Poland used bogus charges to seize Russian funds – ambassador
Polish prosecutors confiscated the Russian embassy's bank account, supposedly as part of a money laundering and terrorism investigation, without presenting any actual charges or speaking to any Russian diplomats, Moscow's ambassador to Warsaw, Sergey Andreyev has claimed.
“We were asked no questions,” Andreyev told RT on Thursday.
He explained that Warsaw froze the embassy’s account at the Santander Bank in February 2022, when the Ukraine conflict escalated. When the freeze order expired on March 2 this year, “immediately all the money was transferred to the prosecutor’s office [account] in another bank – of course, without consent – on suspicion that it was used for money-laundering and funding terrorism,” the diplomat added.
The Polish authorities never presented the embassy with any actual charges, or showed that any investigative steps had actually been taken, simply seizing the funds from both the embassy and the trade representative’s office.
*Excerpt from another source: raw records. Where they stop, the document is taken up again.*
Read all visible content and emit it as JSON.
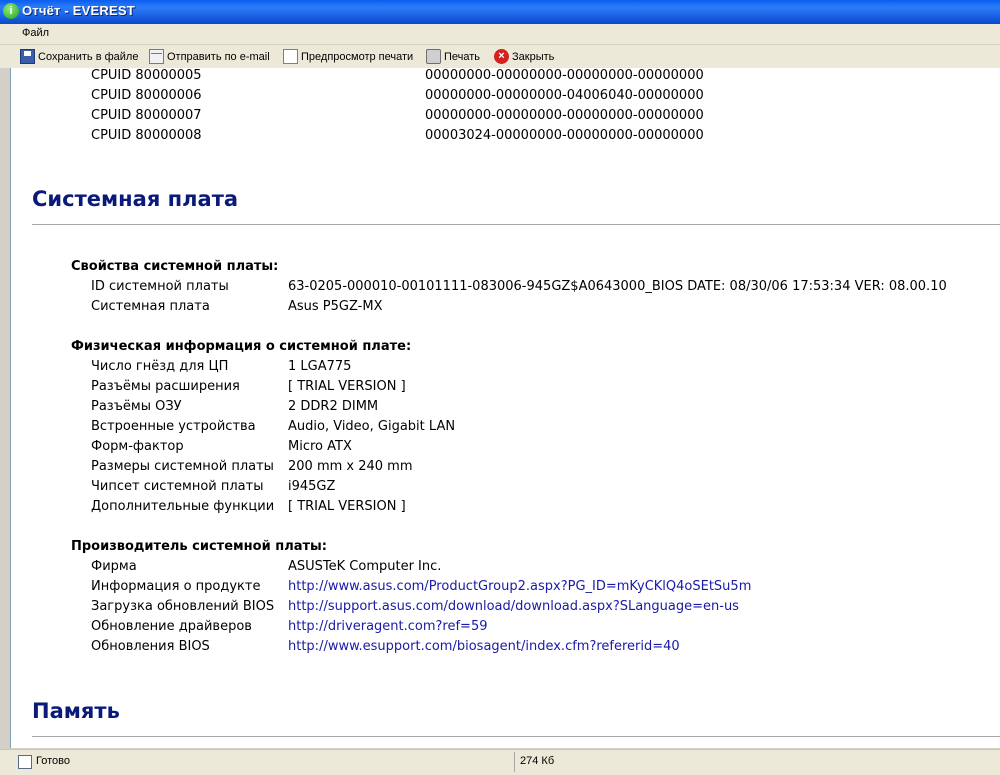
{
  "window": {
    "title": "Отчёт - EVEREST"
  },
  "menu": {
    "file": "Файл"
  },
  "toolbar": {
    "save": "Сохранить в файле",
    "email": "Отправить по e-mail",
    "preview": "Предпросмотр печати",
    "print": "Печать",
    "close": "Закрыть"
  },
  "cpuid_rows": [
    {
      "label": "CPUID 80000005",
      "value": "00000000-00000000-00000000-00000000"
    },
    {
      "label": "CPUID 80000006",
      "value": "00000000-00000000-04006040-00000000"
    },
    {
      "label": "CPUID 80000007",
      "value": "00000000-00000000-00000000-00000000"
    },
    {
      "label": "CPUID 80000008",
      "value": "00003024-00000000-00000000-00000000"
    }
  ],
  "section_motherboard": "Системная плата",
  "props": {
    "title": "Свойства системной платы:",
    "rows": [
      {
        "label": "ID системной платы",
        "value": "63-0205-000010-00101111-083006-945GZ$A0643000_BIOS DATE: 08/30/06 17:53:34 VER: 08.00.10"
      },
      {
        "label": "Системная плата",
        "value": "Asus P5GZ-MX"
      }
    ]
  },
  "physical": {
    "title": "Физическая информация о системной плате:",
    "rows": [
      {
        "label": "Число гнёзд для ЦП",
        "value": "1 LGA775"
      },
      {
        "label": "Разъёмы расширения",
        "value": "[ TRIAL VERSION ]"
      },
      {
        "label": "Разъёмы ОЗУ",
        "value": "2 DDR2 DIMM"
      },
      {
        "label": "Встроенные устройства",
        "value": "Audio, Video, Gigabit LAN"
      },
      {
        "label": "Форм-фактор",
        "value": "Micro ATX"
      },
      {
        "label": "Размеры системной платы",
        "value": "200 mm x 240 mm"
      },
      {
        "label": "Чипсет системной платы",
        "value": "i945GZ"
      },
      {
        "label": "Дополнительные функции",
        "value": "[ TRIAL VERSION ]"
      }
    ]
  },
  "maker": {
    "title": "Производитель системной платы:",
    "rows": [
      {
        "label": "Фирма",
        "value": "ASUSTeK Computer Inc."
      },
      {
        "label": "Информация о продукте",
        "value": "http://www.asus.com/ProductGroup2.aspx?PG_ID=mKyCKlQ4oSEtSu5m"
      },
      {
        "label": "Загрузка обновлений BIOS",
        "value": "http://support.asus.com/download/download.aspx?SLanguage=en-us"
      },
      {
        "label": "Обновление драйверов",
        "value": "http://driveragent.com?ref=59"
      },
      {
        "label": "Обновления BIOS",
        "value": "http://www.esupport.com/biosagent/index.cfm?refererid=40"
      }
    ]
  },
  "section_memory": "Память",
  "status": {
    "text": "Готово",
    "size": "274 Кб"
  }
}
Santander then closed both accounts and said it had “ceased cooperation” with the Russian diplomats.
Revealing the seizure on Wednesday, Andreyev called it “a flagrant violation of the Vienna Convention on Diplomatic Relations.” He added that the seized accounts contained “significant amounts” of both US dollars and Polish zlotys.
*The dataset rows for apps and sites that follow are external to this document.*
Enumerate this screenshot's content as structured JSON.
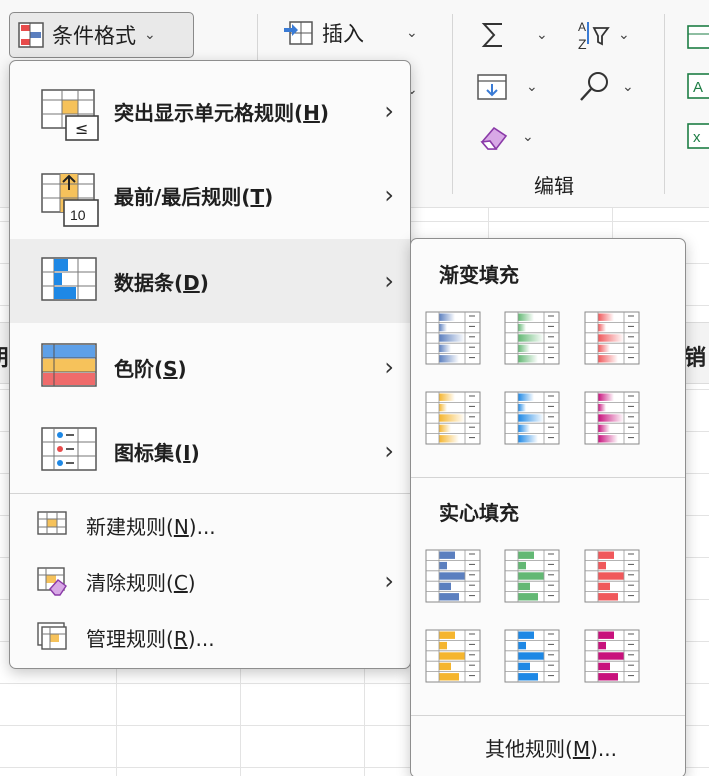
{
  "ribbon": {
    "conditional_format_label": "条件格式",
    "insert_label": "插入",
    "edit_group_label": "编辑"
  },
  "sheet": {
    "left_col_fragment": "刖",
    "right_col_fragment": "销"
  },
  "menu": {
    "items": [
      {
        "label_prefix": "突出显示单元格规则(",
        "mnemonic": "H",
        "label_suffix": ")",
        "icon": "highlight-cells-rules-icon"
      },
      {
        "label_prefix": "最前/最后规则(",
        "mnemonic": "T",
        "label_suffix": ")",
        "icon": "top-bottom-rules-icon"
      },
      {
        "label_prefix": "数据条(",
        "mnemonic": "D",
        "label_suffix": ")",
        "icon": "data-bars-icon"
      },
      {
        "label_prefix": "色阶(",
        "mnemonic": "S",
        "label_suffix": ")",
        "icon": "color-scales-icon"
      },
      {
        "label_prefix": "图标集(",
        "mnemonic": "I",
        "label_suffix": ")",
        "icon": "icon-sets-icon"
      }
    ],
    "small_items": [
      {
        "label_prefix": "新建规则(",
        "mnemonic": "N",
        "label_suffix": ")...",
        "icon": "new-rule-icon"
      },
      {
        "label_prefix": "清除规则(",
        "mnemonic": "C",
        "label_suffix": ")",
        "icon": "clear-rules-icon"
      },
      {
        "label_prefix": "管理规则(",
        "mnemonic": "R",
        "label_suffix": ")...",
        "icon": "manage-rules-icon"
      }
    ]
  },
  "submenu": {
    "gradient_title": "渐变填充",
    "solid_title": "实心填充",
    "more_prefix": "其他规则(",
    "more_mnemonic": "M",
    "more_suffix": ")...",
    "colors": [
      "#5b7fbf",
      "#63b874",
      "#f0585b",
      "#f5b52e",
      "#1e88e5",
      "#c8117c"
    ]
  }
}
When the embassy complained to the Polish Foreign Ministry, they said it was a law enforcement matter, to be discussed with prosecutors and courts. Andreyev told RT this was “probably the first time” a Foreign Ministry has declared that complying with international law was not its job.
Poland has used the fact that the embassy was blocked from paying its bills to seize a recreational facility near Warsaw, and has moved to confiscate two more properties. The mayor of Warsaw has said he wanted one of them turned over to refugees from Ukraine.
The ambassador noted that Russia has responded by freezing the bank account of the Polish embassy in Moscow.
“The principle of reciprocity operates in international relations,” Andreyev said. “In fact, it is probably the only thing in current circumstances that is holding back the irrepressible creativity of our Polish non-partners,” who keep inventing new ways to be hostile to Russia.